He is an Associate Fellow at the Institute of Advanced Legal Studies in London, a member of the IT Panel of the General Council of the Bar of England and Wales, and an independent director of tScheme Limited (tScheme is the national body responsible for accreditation and supervision referred to in Article 3(4) of the EU electronic signature Directive).
Stephen is the author of Electronic Signatures in Law (3rd edn, Cambridge University Press, 2012), When Bank Systems Fail Debit cards, credit cards, ATMs, mobile and online banking: your rights and what to do when things go wrong (2nd edn, PP Publishing, 2014) and Email, social media and the internet at work: A concise guide to compliance with the law (7th edn, PP Publishing, 2014), and was one of the first lawyers to write an e-book, The millennium bug: a guide to the legal issues for business (4th edn, May 1999).

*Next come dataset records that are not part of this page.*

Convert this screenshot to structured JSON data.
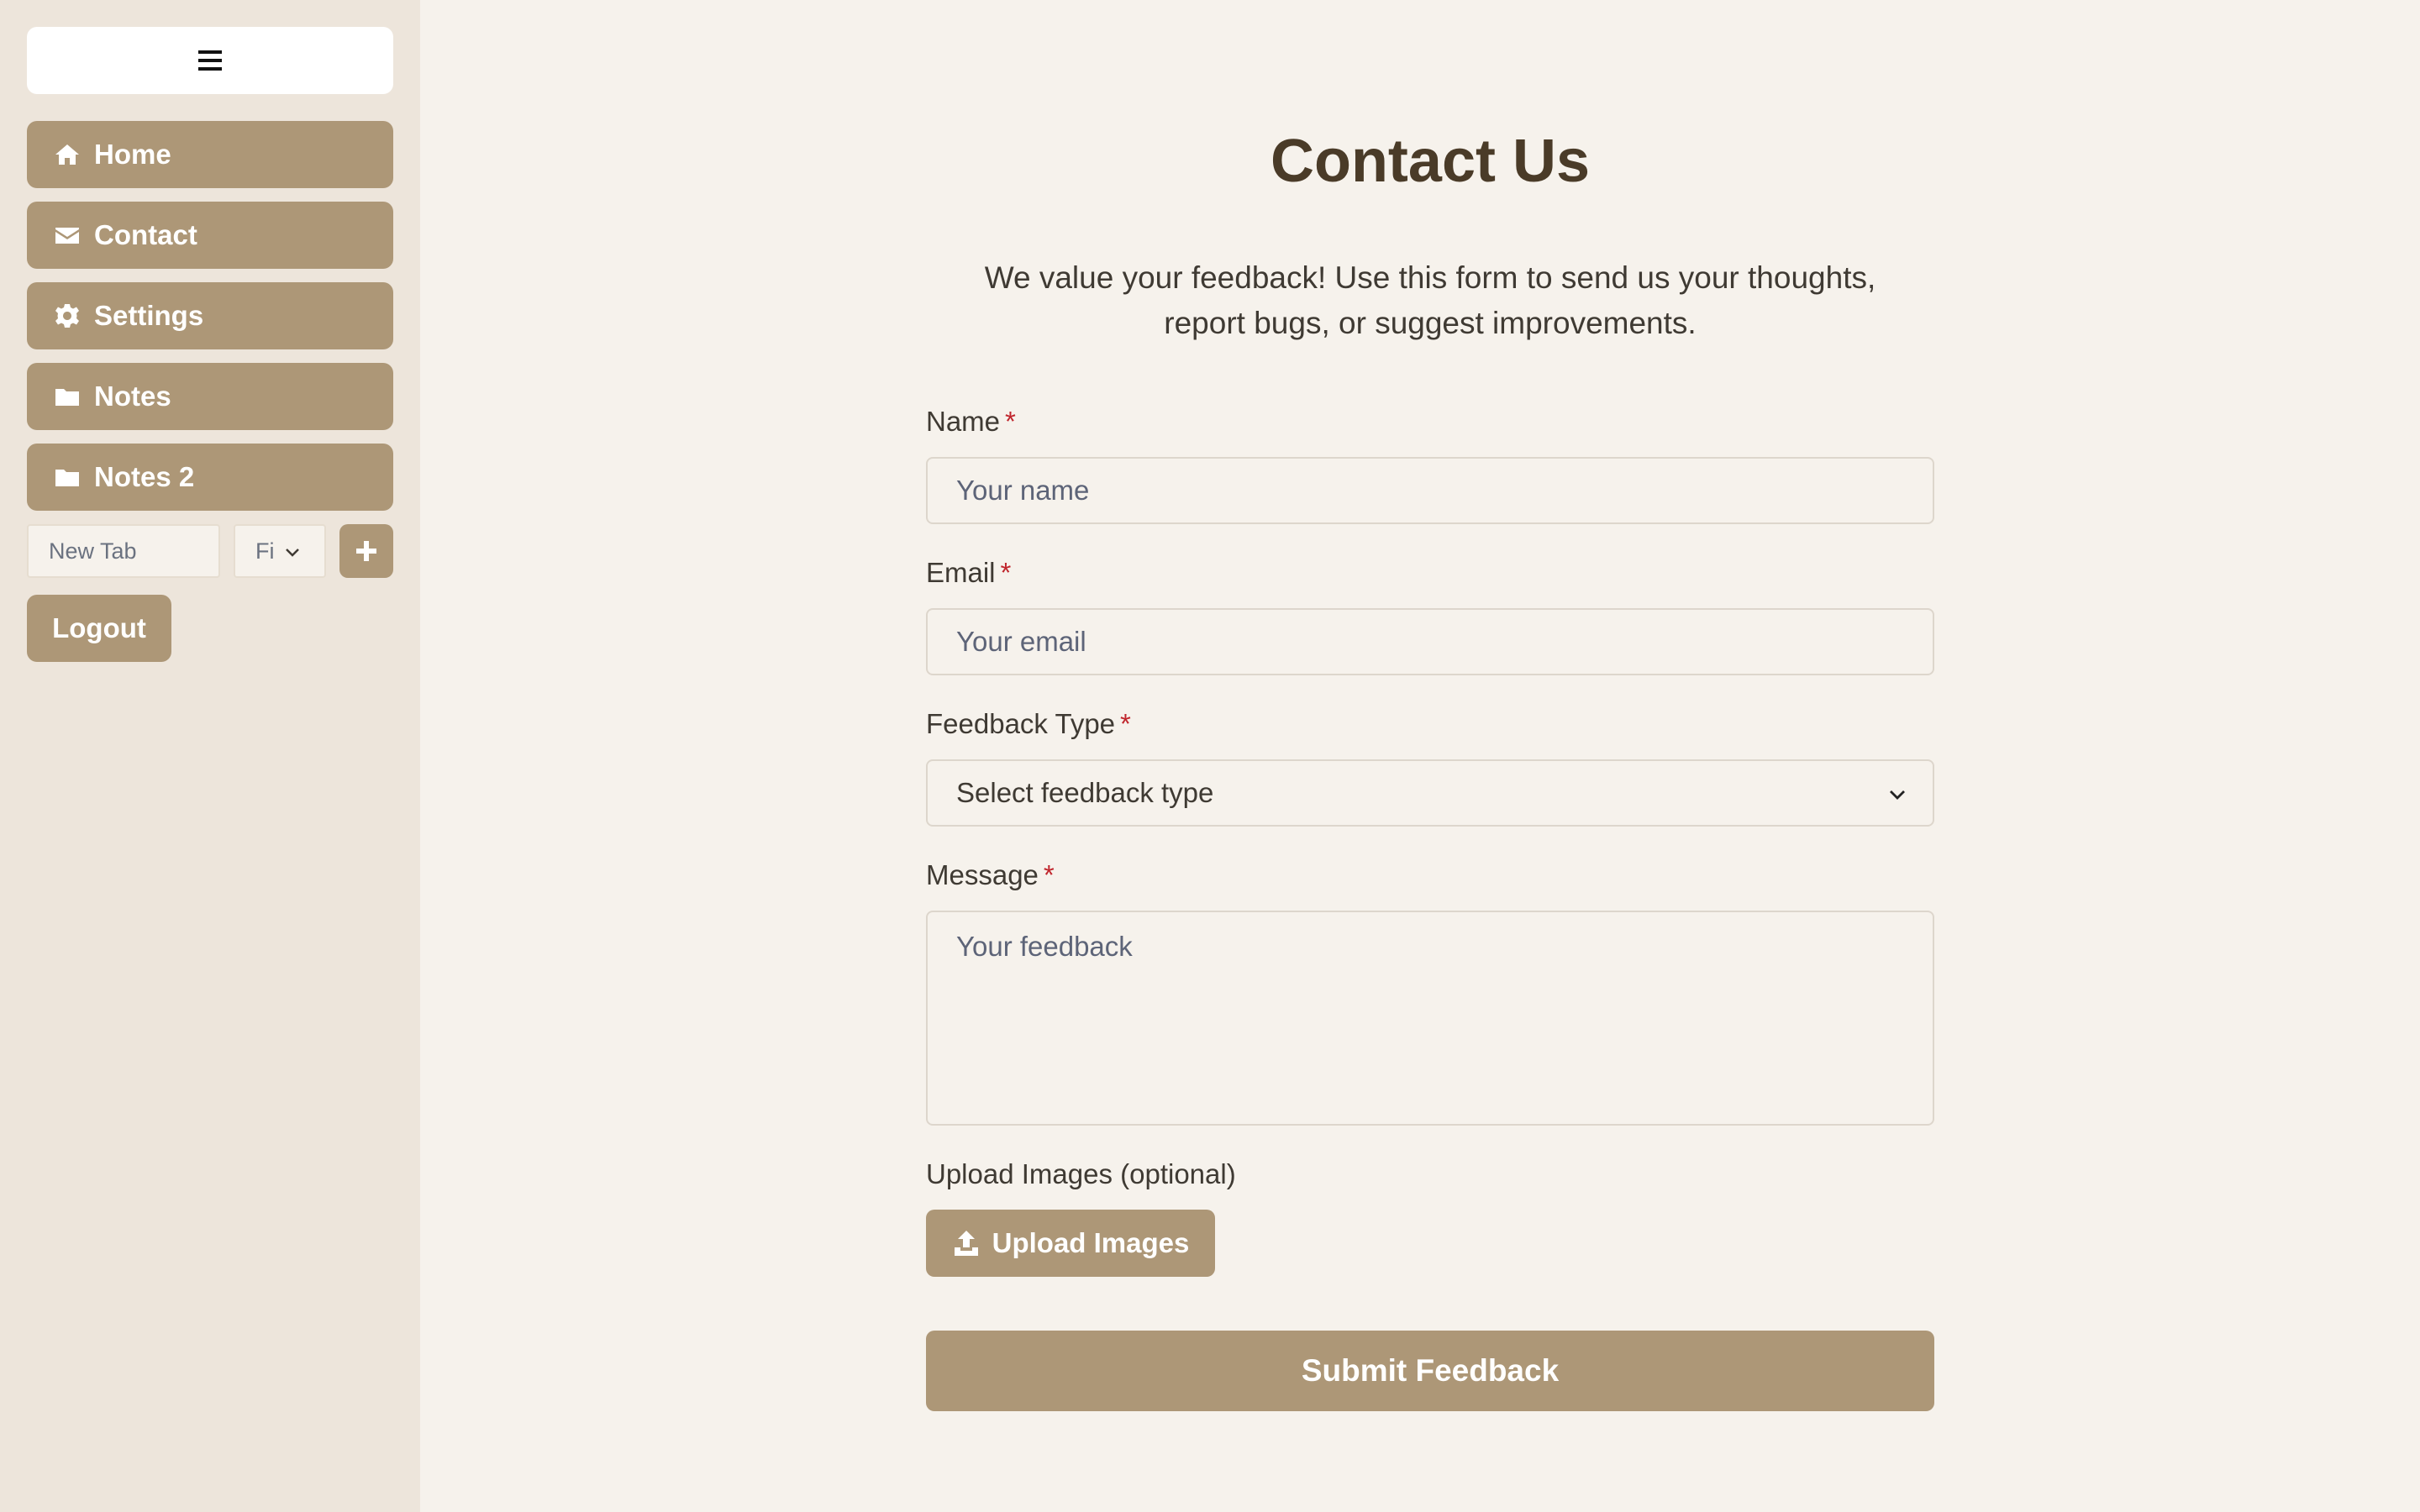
{
  "colors": {
    "accent": "#ad9777",
    "sidebar_bg": "#ede5db",
    "main_bg": "#f6f2ec",
    "title": "#4a3b28",
    "required": "#c0262d"
  },
  "sidebar": {
    "menu_icon": "hamburger-icon",
    "items": [
      {
        "label": "Home",
        "icon": "home-icon"
      },
      {
        "label": "Contact",
        "icon": "envelope-icon"
      },
      {
        "label": "Settings",
        "icon": "gear-icon"
      },
      {
        "label": "Notes",
        "icon": "folder-icon"
      },
      {
        "label": "Notes 2",
        "icon": "folder-icon"
      }
    ],
    "new_tab_placeholder": "New Tab",
    "tab_select_value": "Fi",
    "add_icon": "plus-icon",
    "logout_label": "Logout"
  },
  "form": {
    "title": "Contact Us",
    "intro": "We value your feedback! Use this form to send us your thoughts, report bugs, or suggest improvements.",
    "required_mark": "*",
    "name_label": "Name",
    "name_placeholder": "Your name",
    "email_label": "Email",
    "email_placeholder": "Your email",
    "type_label": "Feedback Type",
    "type_value": "Select feedback type",
    "message_label": "Message",
    "message_placeholder": "Your feedback",
    "upload_label": "Upload Images (optional)",
    "upload_button": "Upload Images",
    "submit_button": "Submit Feedback"
  }
}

He is the general editor of Electronic Evidence (3rd edn, LexisNexis Butterworths, 2012) and International Electronic Evidence (British Institute of International and Comparative Law, 2008).
He is also the founder, general editor and publisher of the international journal Digital Evidence and Electronic Signature Law Review, now in its twelfth year, and which has become an international focal point for researchers in the area.
He has conducted training in electronic evidence for judges and lawyers at the request of universities, legal professional organizations and Ministries of Justice in Australia, Belgium (the European Judicial Training Network), Bulgaria, Cyprus, Croatia, France, India, Romania, Thailand, Turkey, the United Arab Emirates and the International Criminal Court.
Stephen has acted as the external marker in postgraduate degrees dealing with electronic evidence: LLM at the University of Oslo (2006), PhD at the University of Exeter (2013); PhD ‘Authentication of Electronic Evidence’ at Queensland University of Technology, Brisbane, Australia (2015).
Before qualifying as a barrister, Stephen served for 9 years in the Royal Army Ordnance Corps as an Ammunition Technician (which includes bomb disposal duties), leaving as a sergeant to take his first degree in History and Educational Philosophy.
To encourage people to take the virtual world seriously, he wrote his first espionage novel (including a passing reference to lawyers) under the pseudonym of Felix M Temple, The World’s a Minefield, published on the 100 year anniversary (to the day) of the beginning of the British Secret Service.